When I began covering professional rodeo in the mid 1980s, Lewis Feild was the kingpin.
I witnessed Feild clinch the world all-around title in 1985 at the Professional Rodeo Cowboys Association’s National Finals Rodeo in Las Vegas.
The NFR moved to Las Vegas that year after being in Oklahoma City for the previous 20 years. When Feild clinched the ’85 all-around title, he became the first bucking stock rider to do so in 12 years. The last roughstock rider before Feild to win the all-around title was Larry Mahan in 1973.
Feild, who thrived in both saddle bronc riding and bareback riding, also won world all-around titles in 1986 and 1987. He finished as the world’s No. 1 bareback rider in 1985 and 1986.
Feild always was a nice person to be around and to interview. He also was regarded as a cowboy who knew the business side of traveling and competing on the North American rodeo circuit.
My dad impacted a lot of people’s lives. Just the shake of his hand influenced that person, whoever he met. To be his son is a blessing more than words can express.
Kaycee Feild, a four-time PRCA world champion bareback rider, on his late father, Lewis Feild
But in recent months, Feild faced a much tougher challenge than any bronc he took on. He was stricken with pancreatic cancer and died on Feb. 15 at his home in Elk Ridge, Utah, at the age of 59.
Feild was honored on Feb. 28 at the RFD-TV’s The American at AT&T Stadium in Arlington. Within the rodeo performance, organizers broke from the action and showed a short feature on Feild on the giant screen above the arena.

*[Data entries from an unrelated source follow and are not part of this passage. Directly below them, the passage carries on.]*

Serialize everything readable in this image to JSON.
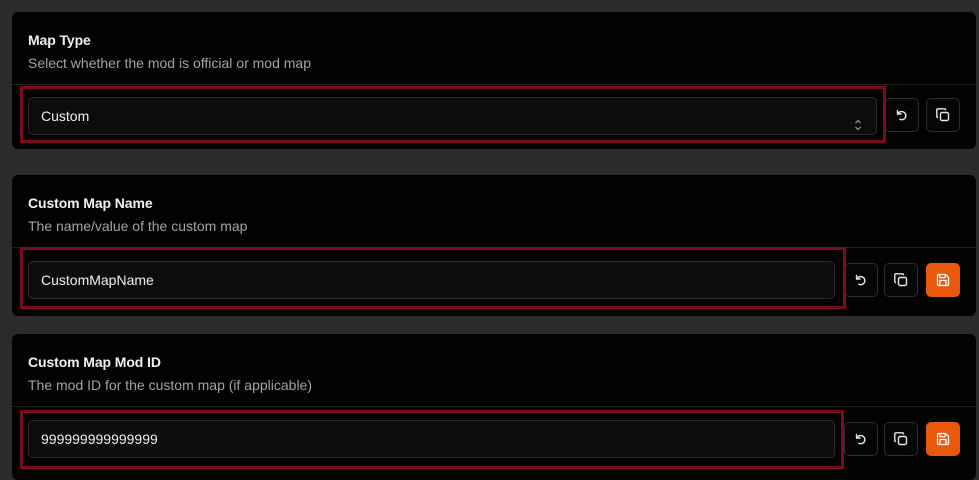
{
  "sections": [
    {
      "title": "Map Type",
      "description": "Select whether the mod is official or mod map",
      "value": "Custom",
      "control": "select"
    },
    {
      "title": "Custom Map Name",
      "description": "The name/value of the custom map",
      "value": "CustomMapName",
      "control": "text"
    },
    {
      "title": "Custom Map Mod ID",
      "description": "The mod ID for the custom map (if applicable)",
      "value": "999999999999999",
      "control": "text"
    }
  ],
  "icons": {
    "reset": "undo-icon",
    "copy": "copy-icon",
    "save": "save-icon",
    "select": "chevron-up-down-icon"
  },
  "colors": {
    "highlight": "#7a0c1d",
    "save_button": "#ea580c"
  }
}
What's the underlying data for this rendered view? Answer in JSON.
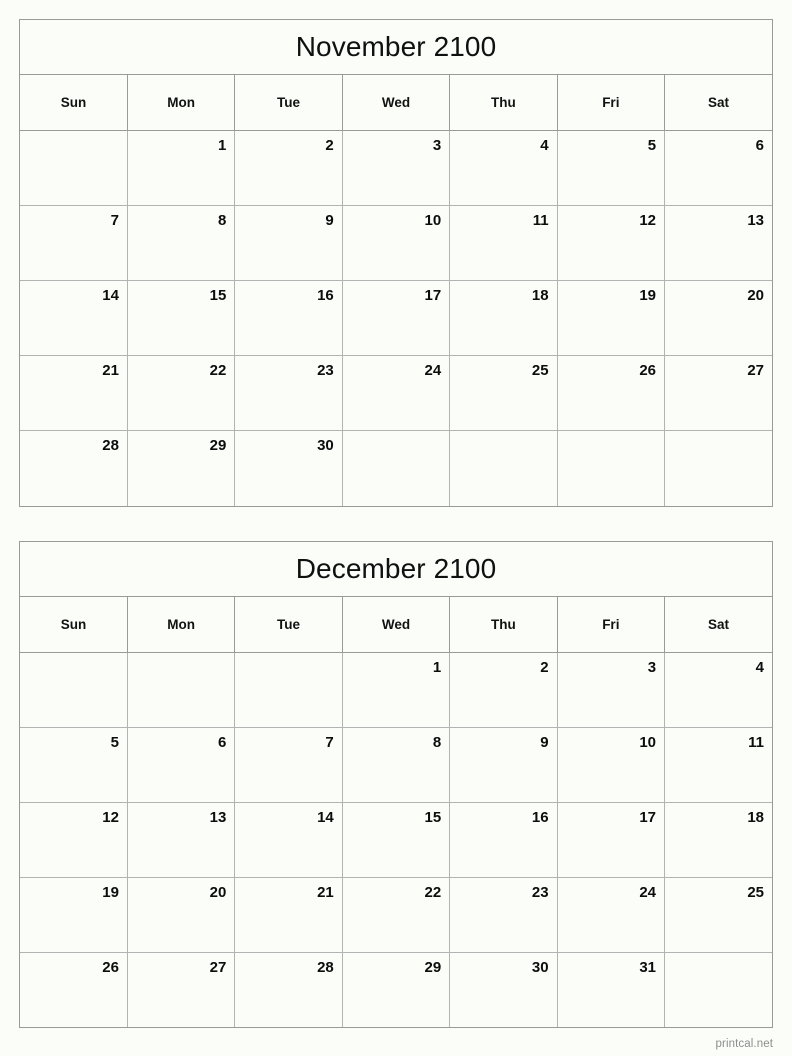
{
  "page": {
    "watermark": "printcal.net",
    "background_color": "#fbfdf8",
    "border_color": "#9a9a9a",
    "inner_border_color": "#b3b3b3",
    "text_color": "#0d0d0d"
  },
  "calendars": [
    {
      "title": "November 2100",
      "weekday_headers": [
        "Sun",
        "Mon",
        "Tue",
        "Wed",
        "Thu",
        "Fri",
        "Sat"
      ],
      "weeks": [
        [
          "",
          "1",
          "2",
          "3",
          "4",
          "5",
          "6"
        ],
        [
          "7",
          "8",
          "9",
          "10",
          "11",
          "12",
          "13"
        ],
        [
          "14",
          "15",
          "16",
          "17",
          "18",
          "19",
          "20"
        ],
        [
          "21",
          "22",
          "23",
          "24",
          "25",
          "26",
          "27"
        ],
        [
          "28",
          "29",
          "30",
          "",
          "",
          "",
          ""
        ]
      ]
    },
    {
      "title": "December 2100",
      "weekday_headers": [
        "Sun",
        "Mon",
        "Tue",
        "Wed",
        "Thu",
        "Fri",
        "Sat"
      ],
      "weeks": [
        [
          "",
          "",
          "",
          "1",
          "2",
          "3",
          "4"
        ],
        [
          "5",
          "6",
          "7",
          "8",
          "9",
          "10",
          "11"
        ],
        [
          "12",
          "13",
          "14",
          "15",
          "16",
          "17",
          "18"
        ],
        [
          "19",
          "20",
          "21",
          "22",
          "23",
          "24",
          "25"
        ],
        [
          "26",
          "27",
          "28",
          "29",
          "30",
          "31",
          ""
        ]
      ]
    }
  ]
}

“It was amazing,” said Feild’s son, Kaycee, a four-time PRCA world champion bareback rider. “My dad impacted a lot of people’s lives. Just the shake of his hand influenced that person, whoever he met. To be his son is a blessing more than words can express.
“I hope people remember my dad for as long as I live. But I hope they remember him as a good man and not just as a pro rodeo champion. He was a family man. He taught us kids everything. He taught us the true meaning of life, which is to love one another, to embrace your friendships and embrace your family.”
Reese Riemer has filed a lawsuit in U.S. District Court in Amarillo against The American for declining to pay him $600,000 for winning the tie-down roping title last year.
Within the past year, rumors have surfaced that Riemer, who is from Stinnett, agreed to split the purse with other finalists and was allowed to win because he was eligible for a share of the $1 million side pot, an accusation Riemer denies in a prepared statement on the lawsuit.
Randy Bernard, who heads up The American, said Rural Media Group Inc./RMG Events LLC officials have opted to allow the court to decide the verdict.
Houston rodeo update
Former National Finals saddle bronc riding qualifier Isaac Diaz of Desdemona has advanced to the semifinal round at RodeoHouston. Diaz made the cut after earning $6,250 in the prelims last week.
The Houston rodeo uses a tournament format called the Super Series. Diaz competed in Super Series 1, which was a bracket within the tournament. The semifinal is scheduled for March 16-17 and the final is March 19. Each single event champion will receive $50,000.
Brazile riding tough
Trevor Brazile of Decatur finished second at the Cinch Timed Event Championship of the World with a time of 295.9 seconds last weekend at the at the Lazy E Arena near Guthrie, Okla. Paul David Tierney won the event with a 267.9
On the Professional Rodeo Cowboys Association circuit, Ryan Dirteater clinched the title at last weekend’s tour stop in Phoenix after earning 517.5 points. Fabiano Vieira, a Brazilian who lives in Decatur, finished second with 345.
In the world standings, Shane Proctor is ranked No. 1 with 1,812 points. Joao Ricardo Vieira, another Brazilian who lives in Decatur, is ranked No. 2 with 1,665.
This weekend, the tour stops in Duluth, Ga., in the Atlanta area.